Another important skill for litigators, he says, is the ability to listen. “If you can listen well to your client and during litigation, you can become a dreaded, efficient litigator.”

Team work and the ability to get along with others are also key, says Simon Potter, as is a willingness to pursue continual learning. “After law school, you should expect to continue learning for the next 20 years,” he says. “When you’re looking for a position, look for a place where you can continue to learn. Large law firms put a premium on continuous learning. It’s the same if you practice law in government.”

Ideally, says Virginie Arbour, it helps to have a business sense. “People who do well in business law are those who have worked in business,” she says. “It helps them understand how companies work. Working as an in-house lawyer also helps you understand the internal language of a company. You can’t give clients solutions without understanding how a company works. You have to complement your law studies with business classes.”
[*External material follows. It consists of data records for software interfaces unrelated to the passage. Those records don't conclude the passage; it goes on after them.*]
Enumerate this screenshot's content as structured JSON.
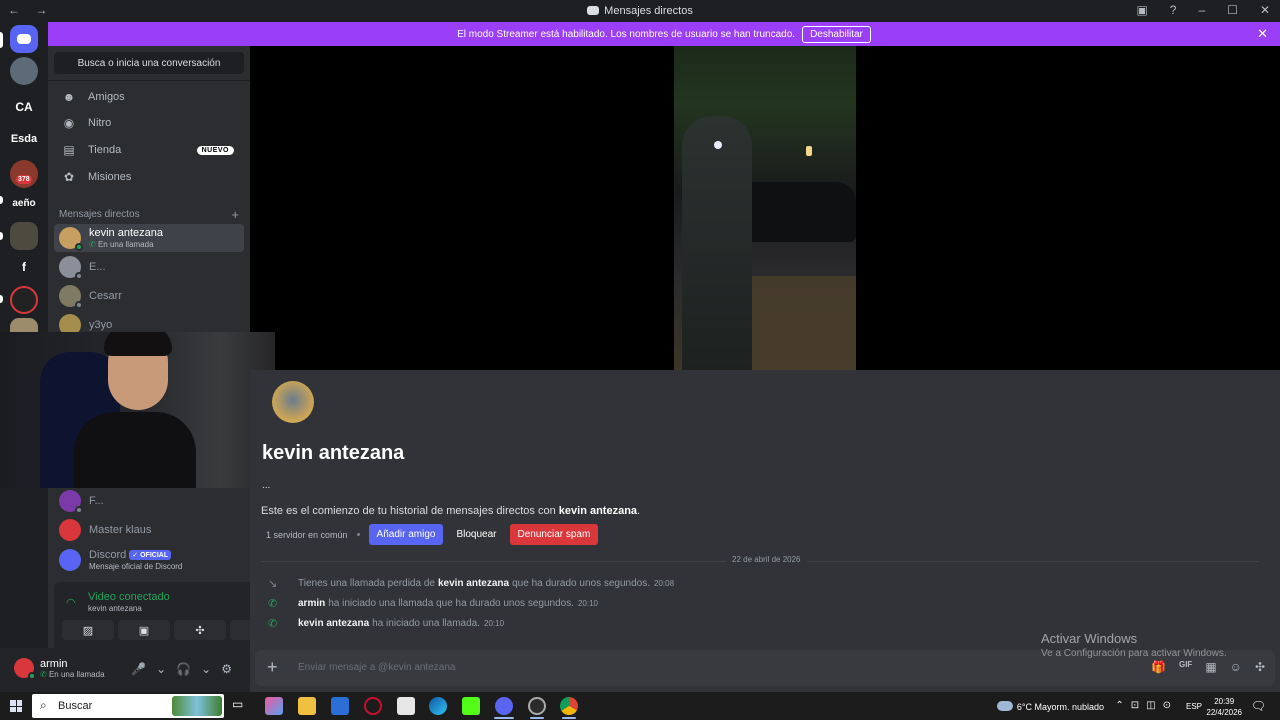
{
  "window": {
    "title": "Mensajes directos",
    "nav_arrows": "← →",
    "controls": [
      "▣",
      "?",
      "–",
      "☐",
      "✕"
    ]
  },
  "banner": {
    "text": "El modo Streamer está habilitado. Los nombres de usuario se han truncado.",
    "button": "Deshabilitar",
    "close": "✕"
  },
  "servers": [
    {
      "label": "CA"
    },
    {
      "label": "Esda"
    },
    {
      "label": "aeño"
    },
    {
      "label": "f"
    }
  ],
  "server_badge": "378",
  "sidebar": {
    "search_placeholder": "Busca o inicia una conversación",
    "nav": [
      {
        "label": "Amigos",
        "icon": "friends-icon",
        "glyph": "☻"
      },
      {
        "label": "Nitro",
        "icon": "nitro-icon",
        "glyph": "◉"
      },
      {
        "label": "Tienda",
        "icon": "shop-icon",
        "glyph": "▤",
        "badge": "NUEVO"
      },
      {
        "label": "Misiones",
        "icon": "quests-icon",
        "glyph": "✿"
      }
    ],
    "dm_header": "Mensajes directos",
    "dm_add": "+",
    "dms": [
      {
        "name": "kevin antezana",
        "status": "En una llamada",
        "active": true,
        "color": "#c7a060"
      },
      {
        "name": "E...",
        "color": "#8a8f99"
      },
      {
        "name": "Cesarr",
        "color": "#7f7a62"
      },
      {
        "name": "y3yo",
        "color": "#a58d4d"
      },
      {
        "name": "F...",
        "color": "#7a3aa8"
      },
      {
        "name": "Master klaus",
        "color": "#da373c"
      },
      {
        "name": "Discord",
        "official": "✓ OFICIAL",
        "status": "Mensaje oficial de Discord",
        "color": "#5865f2"
      }
    ]
  },
  "voice": {
    "title": "Video conectado",
    "subtitle": "kevin antezana",
    "buttons": [
      "▨",
      "▣",
      "✣",
      "✺"
    ],
    "icons": [
      "⌇",
      "☎"
    ]
  },
  "user": {
    "name": "armin",
    "status": "En una llamada",
    "controls": [
      "🎤",
      "⌄",
      "🎧",
      "⌄",
      "⚙"
    ]
  },
  "profile": {
    "name": "kevin antezana",
    "nickname": "...",
    "intro_prefix": "Este es el comienzo de tu historial de mensajes directos con",
    "intro_name": "kevin antezana",
    "intro_suffix": ".",
    "mutual": "1 servidor en común",
    "add_friend": "Añadir amigo",
    "block": "Bloquear",
    "report": "Denunciar spam"
  },
  "colors": {
    "accent": "#5865f2",
    "danger": "#da373c",
    "online": "#23a55a",
    "banner": "#9b3ef7"
  },
  "date_divider": "22 de abril de 2026",
  "messages": [
    {
      "pre": "Tienes una llamada perdida de",
      "name": "kevin antezana",
      "post": "que ha durado unos segundos.",
      "time": "20:08",
      "missed": true
    },
    {
      "pre": "",
      "name": "armin",
      "post": "ha iniciado una llamada que ha durado unos segundos.",
      "time": "20:10"
    },
    {
      "pre": "",
      "name": "kevin antezana",
      "post": "ha iniciado una llamada.",
      "time": "20:10"
    }
  ],
  "composer": {
    "placeholder": "Enviar mensaje a @kevin antezana",
    "tools": [
      "🎁",
      "GIF",
      "▦",
      "☺",
      "✣"
    ]
  },
  "activate_windows": {
    "title": "Activar Windows",
    "subtitle": "Ve a Configuración para activar Windows."
  },
  "taskbar": {
    "search": "Buscar",
    "weather": "6°C  Mayorm. nublado",
    "tray_icons": "⌃⊡◫⊙",
    "lang": "ESP",
    "time": "20:39",
    "date": "22/4/2026",
    "notification": "🗨"
  }
}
As a recruiter in her firm, Arbour sees an increasing number of graduates who say they want to practice business law. “I think it’s becoming more popular than other sectors,” she says.

Potter has some advice for aspiring law students who are considering a career in business law. “Find a firm that specializes in what you’re sure you want to do,” he says. “Alternatively, find a place where you can dabble in it for a while to see if you like it.”

Many challenges

Like other careers, business law has its challenges. “The rise in the number of rules and laws that apply to this area makes the practice of business law complex,” says Biron.

Lavigne-Martel concurs. “My biggest challenge is staying up-to-date with all the changes in the law and the way the law is interpreted by tax authorities,” he says.

Another challenge is finding a work-life balance. A father of three children, Lavigne-Martel works between 40 and 60 hours a week in addition to performing volunteer work. Juggling all those obligations requires prioritizing, he says. Generating business adds to the work load. “You’re always marketing yourself because you’re self-employed,” he says.

“Finding and keeping clients can be a challenge because everyone’s competing for the same clients,” says Biron.

Despite that, people who do this work say they wouldn’t want to do anything else.

“I like the contact with business owners,” says Lavigne-Martel. “They’re creative people. Right now, my work is with people who are selling their businesses, transferring their businesses to their children or reorganizing to become more profitable. I like being intellectually stimulated from this work.”

Gilbert enjoys the same elements in his work. “The clients are usually educated and sophisticated so you learn about their businesses. In fact, you enter those worlds through a very privileged door.”

Finally, says Potter, “there is an enormous demand for good lawyers, people who enjoy what they do.”